Expanding the Impact

Volunteer makes hot meals for kitchen-less shelter

A community volunteer is giving back and recruiting others to do the same by distributing hot meals to guests at a new temporary homeless shelter in the heart of Portland’s historic African-American community.

D. Bora Harris, an independent consultant and community leader, cooked a hot breakfast of grits with butter last week for guests at the Walnut Park shelter and followed that up with cooking a pasta dinner for the shelter’s homeless a couple of days later.

Located inside a county-run facility at 5329 N.E. Martin Luther King Jr. Blvd. and Killingsworth Street, the shelter was first opened for overnight stays on Nov. 19 and is managed by the Portland non-profit Transitions Project. Housing up to 80 people nightly, it offers basic accommodations like a bunk bed, a place to store belongings, a bathroom and hygiene supplies. Regular meals, however, are not offered, as the limited accommodations at the shelter do not include the wiring and infrastructure to hook up a kitchen stove.

When Harris, an unsuccessful candidate last May for chair of the Multnomah County Commission, found out food could not be cooked at the shelter, she decided a good beginning would be to cook some meals at home herself and distribute the food to the homeless seniors, veterans and other disadvantaged people who were relying on the shelter to survive.

“I was excited that there is a temporary shelter in the Northeast area. Being a part of the community, it’s the community’s responsibility to help out,” she told the Portland Observer.

Harris hopes she can enlist the help of different faith-based groups, and other organizations, in the area to increase the distribution of meals into a weekly event at the shelter. Her Church, Daniels Memorial Church of God, located a few blocks away at 1234 N.E. Killingsworth St., has already committed to help, she said.

Harris said she’s received positive feedback from other community members and the shelter’s staff about the meals, as well.

“The guests are so nice.
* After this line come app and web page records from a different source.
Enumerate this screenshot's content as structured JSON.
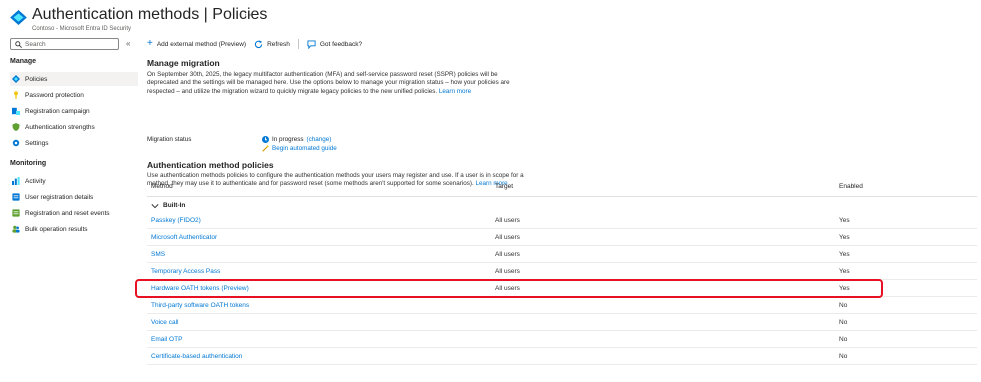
{
  "header": {
    "title": "Authentication methods | Policies",
    "subtitle": "Contoso - Microsoft Entra ID Security",
    "more": "···"
  },
  "sidebar": {
    "search_placeholder": "Search",
    "collapse": "«",
    "manage_heading": "Manage",
    "manage_items": [
      {
        "label": "Policies",
        "icon": "azure-diamond-icon"
      },
      {
        "label": "Password protection",
        "icon": "key-icon"
      },
      {
        "label": "Registration campaign",
        "icon": "campaign-icon"
      },
      {
        "label": "Authentication strengths",
        "icon": "shield-icon"
      },
      {
        "label": "Settings",
        "icon": "gear-icon"
      }
    ],
    "monitoring_heading": "Monitoring",
    "monitoring_items": [
      {
        "label": "Activity",
        "icon": "bar-chart-icon"
      },
      {
        "label": "User registration details",
        "icon": "registration-icon"
      },
      {
        "label": "Registration and reset events",
        "icon": "events-icon"
      },
      {
        "label": "Bulk operation results",
        "icon": "users-icon"
      }
    ]
  },
  "toolbar": {
    "add": "Add external method (Preview)",
    "refresh": "Refresh",
    "feedback": "Got feedback?"
  },
  "migration": {
    "heading": "Manage migration",
    "text": "On September 30th, 2025, the legacy multifactor authentication (MFA) and self-service password reset (SSPR) policies will be deprecated and the settings will be managed here. Use the options below to manage your migration status – how your policies are respected – and utilize the migration wizard to quickly migrate legacy policies to the new unified policies.",
    "learn_more": "Learn more",
    "status_label": "Migration status",
    "status_value": "In progress",
    "change": "(change)",
    "guide": "Begin automated guide"
  },
  "policies": {
    "heading": "Authentication method policies",
    "text": "Use authentication methods policies to configure the authentication methods your users may register and use. If a user is in scope for a method, they may use it to authenticate and for password reset (some methods aren't supported for some scenarios).",
    "learn_more": "Learn more"
  },
  "table": {
    "columns": [
      "Method",
      "Target",
      "Enabled"
    ],
    "group": "Built-In",
    "rows": [
      {
        "method": "Passkey (FIDO2)",
        "target": "All users",
        "enabled": "Yes"
      },
      {
        "method": "Microsoft Authenticator",
        "target": "All users",
        "enabled": "Yes"
      },
      {
        "method": "SMS",
        "target": "All users",
        "enabled": "Yes"
      },
      {
        "method": "Temporary Access Pass",
        "target": "All users",
        "enabled": "Yes"
      },
      {
        "method": "Hardware OATH tokens (Preview)",
        "target": "All users",
        "enabled": "Yes"
      },
      {
        "method": "Third-party software OATH tokens",
        "target": "",
        "enabled": "No"
      },
      {
        "method": "Voice call",
        "target": "",
        "enabled": "No"
      },
      {
        "method": "Email OTP",
        "target": "",
        "enabled": "No"
      },
      {
        "method": "Certificate-based authentication",
        "target": "",
        "enabled": "No"
      }
    ]
  },
  "colors": {
    "accent": "#0078d4",
    "highlight": "#e81123",
    "active_bg": "#f3f2f1"
  }
}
We talk, we have conversations, and they’re so polite. The staff are awesome also,” she said.

Paul Susi, the shelter’s manager, said Harris’ efforts and the help from other volunteers have been welcomed warmly.

“Lots of folks have been coming out to volunteer to donate meals, hot meals, ‘cause we don’t have a kitchen facility on site so we can’t provide that. This is a big help to engender a feeling of community here and to connect folks to our neighbors in a positive way,” Susi said.

He added that the shelter is at full capacity already and has received support from many other community organizations.

“There’s also been a lot of cross coordination with our neighbors next door at the county with the aging, disability, and veteran services, WIC, the health department…they have a lot of regulars in the area that they want to see housed and they want to coordinate/care for. We’ve been happy to provide resources for them,” Susi said.

In addition to the shelter, the Walnut Park building houses a county health center, multi-cultural senior center, and dental clinic.

For more information on the Walnut Park Shelter, contact 503-280-4700. For anyone interested in joining Harris in her effort to make weekly hot meals a reality for the shelter’s guests, you can call her at 503-936-8020 or email borahbora@aol.com.